In case of severe economic fluctuations due to external shocks, counter-cyclical adjustment is required, so as to prevent the occurrence of risks and crises. The aforesaid counter-cyclical adjustment consists of a series of macro-control policies and measures. Since the reform and opening-up, China’s macro-control has undergone several economic fluctuations. Especially after the Asian Financial Crisis 1997, the American Financial Crisis 2008, price reform and overheated economy, China’s macro-control has become relatively mature and sufficiently stable upon practice, summary and re-practice . All experts concerned have reached a consensus that the impact of the COVID-19 pandemic is unprecedented, unprecedentedly huge and will last for a long term. In addition, China’s experience in coping with aggregate demand and aggregate supply either fail or is uncorrelated with the pandemic. However, China has correctly grasped the general direction of macro-control and made flexible adjustments in a series of operations. Thus, China not only has achieved its economic recovery in a short time, but also has accelerated innovation-driven and transformational development effectively.

While affirming the resilience of China’s economy, its system advantages, market-oriented reform, high-level opening-up, endogenous development, and macro-control’s role in forming such resilience, we shall also recognize that : there still exists a wide gap in economic strength and scientific and technological level between developed countries and China ; as the largest developing country, China still have many weaknesses and bottlenecks in governance, systems and policies.
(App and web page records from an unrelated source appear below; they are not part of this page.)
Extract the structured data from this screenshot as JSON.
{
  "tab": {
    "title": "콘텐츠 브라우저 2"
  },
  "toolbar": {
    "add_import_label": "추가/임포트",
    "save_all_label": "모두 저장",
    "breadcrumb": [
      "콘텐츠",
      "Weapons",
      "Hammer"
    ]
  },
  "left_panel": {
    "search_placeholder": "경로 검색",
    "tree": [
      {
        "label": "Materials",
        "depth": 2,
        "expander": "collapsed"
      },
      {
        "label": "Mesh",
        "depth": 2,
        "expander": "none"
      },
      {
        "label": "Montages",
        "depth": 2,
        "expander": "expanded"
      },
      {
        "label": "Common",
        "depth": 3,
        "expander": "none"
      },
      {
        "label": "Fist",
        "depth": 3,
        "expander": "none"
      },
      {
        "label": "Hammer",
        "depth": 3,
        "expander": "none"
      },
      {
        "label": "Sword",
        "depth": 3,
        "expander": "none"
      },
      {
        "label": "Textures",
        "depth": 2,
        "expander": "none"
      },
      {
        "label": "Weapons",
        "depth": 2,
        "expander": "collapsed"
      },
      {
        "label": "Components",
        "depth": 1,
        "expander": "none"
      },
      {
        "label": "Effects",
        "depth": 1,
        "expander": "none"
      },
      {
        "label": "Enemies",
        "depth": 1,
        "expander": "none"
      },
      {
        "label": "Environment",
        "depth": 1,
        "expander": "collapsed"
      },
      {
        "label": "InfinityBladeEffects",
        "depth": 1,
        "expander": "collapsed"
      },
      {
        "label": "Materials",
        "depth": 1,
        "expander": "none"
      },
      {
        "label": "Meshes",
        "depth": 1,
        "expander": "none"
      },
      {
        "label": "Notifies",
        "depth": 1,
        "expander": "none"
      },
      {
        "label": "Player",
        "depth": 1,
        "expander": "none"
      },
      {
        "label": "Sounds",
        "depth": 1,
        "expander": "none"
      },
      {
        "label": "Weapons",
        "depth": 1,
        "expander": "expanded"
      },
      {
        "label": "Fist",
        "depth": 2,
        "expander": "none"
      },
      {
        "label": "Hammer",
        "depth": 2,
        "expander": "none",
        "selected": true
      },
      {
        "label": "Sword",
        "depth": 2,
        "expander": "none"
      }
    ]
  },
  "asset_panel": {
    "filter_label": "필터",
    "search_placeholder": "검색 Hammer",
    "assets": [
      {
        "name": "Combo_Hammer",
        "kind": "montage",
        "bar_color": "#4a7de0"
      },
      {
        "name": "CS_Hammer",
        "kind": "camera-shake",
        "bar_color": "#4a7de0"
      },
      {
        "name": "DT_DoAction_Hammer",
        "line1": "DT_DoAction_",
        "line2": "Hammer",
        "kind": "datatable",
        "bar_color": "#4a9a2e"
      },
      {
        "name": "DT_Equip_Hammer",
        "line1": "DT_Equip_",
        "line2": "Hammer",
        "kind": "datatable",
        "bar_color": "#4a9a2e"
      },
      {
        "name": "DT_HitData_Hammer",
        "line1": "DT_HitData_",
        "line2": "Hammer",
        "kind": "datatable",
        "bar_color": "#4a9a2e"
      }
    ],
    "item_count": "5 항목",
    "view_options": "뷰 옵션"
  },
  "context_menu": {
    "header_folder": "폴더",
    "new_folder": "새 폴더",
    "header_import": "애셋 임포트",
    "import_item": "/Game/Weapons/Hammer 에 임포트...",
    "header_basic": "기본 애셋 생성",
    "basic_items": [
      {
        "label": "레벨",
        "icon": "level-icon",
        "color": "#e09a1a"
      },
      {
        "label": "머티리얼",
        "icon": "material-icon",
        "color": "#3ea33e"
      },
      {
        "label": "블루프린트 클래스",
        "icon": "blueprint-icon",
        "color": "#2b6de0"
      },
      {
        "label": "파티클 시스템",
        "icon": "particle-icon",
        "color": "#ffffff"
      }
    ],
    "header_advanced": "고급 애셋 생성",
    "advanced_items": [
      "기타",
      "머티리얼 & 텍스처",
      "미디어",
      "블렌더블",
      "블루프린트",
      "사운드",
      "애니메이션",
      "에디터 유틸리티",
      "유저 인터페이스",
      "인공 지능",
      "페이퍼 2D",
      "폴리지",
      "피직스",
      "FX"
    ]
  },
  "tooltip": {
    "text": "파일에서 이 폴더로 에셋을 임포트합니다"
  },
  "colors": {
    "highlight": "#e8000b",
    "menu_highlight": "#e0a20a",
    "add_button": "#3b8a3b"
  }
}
Consequently, China must make full use of the resilience of its economy under the external impacts, so as to quickly turn the table and go back to the track of normalised development. In normal times, China shall continue to maintain medium- and high-rate growth and high-quality development, so as to remove the bottlenecks and narrow the gap between it and developed countries.

Therefore, in my opinion, in case of no impact of the “second wave” of the COVID-19, with the global pandemic being effectively controlled as soon as possible, China’s economy will basically return to normal in the third quarter of this year, and will signify relatively robust growth. In the next period, China’s economy will move towards the established goals, boosted by key drivers including innovation-driven strategies, regional integration and emerging industries, in alignment with the requirements of high-quality development.

This article is part of a series on China’s post-pandemic economy recovery.

Professor Xian Chen is a professor at the Antai College of Economics and Management of Shanghai Jiaotong University, and Professor of Jiahua Big Data Center under the China Institute for Urban Governance


We believe in open and honest access to knowledge. We use a Creative Commons Attribution NoDerivatives licence for our articles and podcasts, so you can republish them for free, online or in print.

Related content

Universal Basic Income with Scott Santens

This week: Universal Basic Income (UBI) trials have taken place all over the world from Namibia to Alaska. We talk with researcher and advocate Scott Santens about the future of the basic income.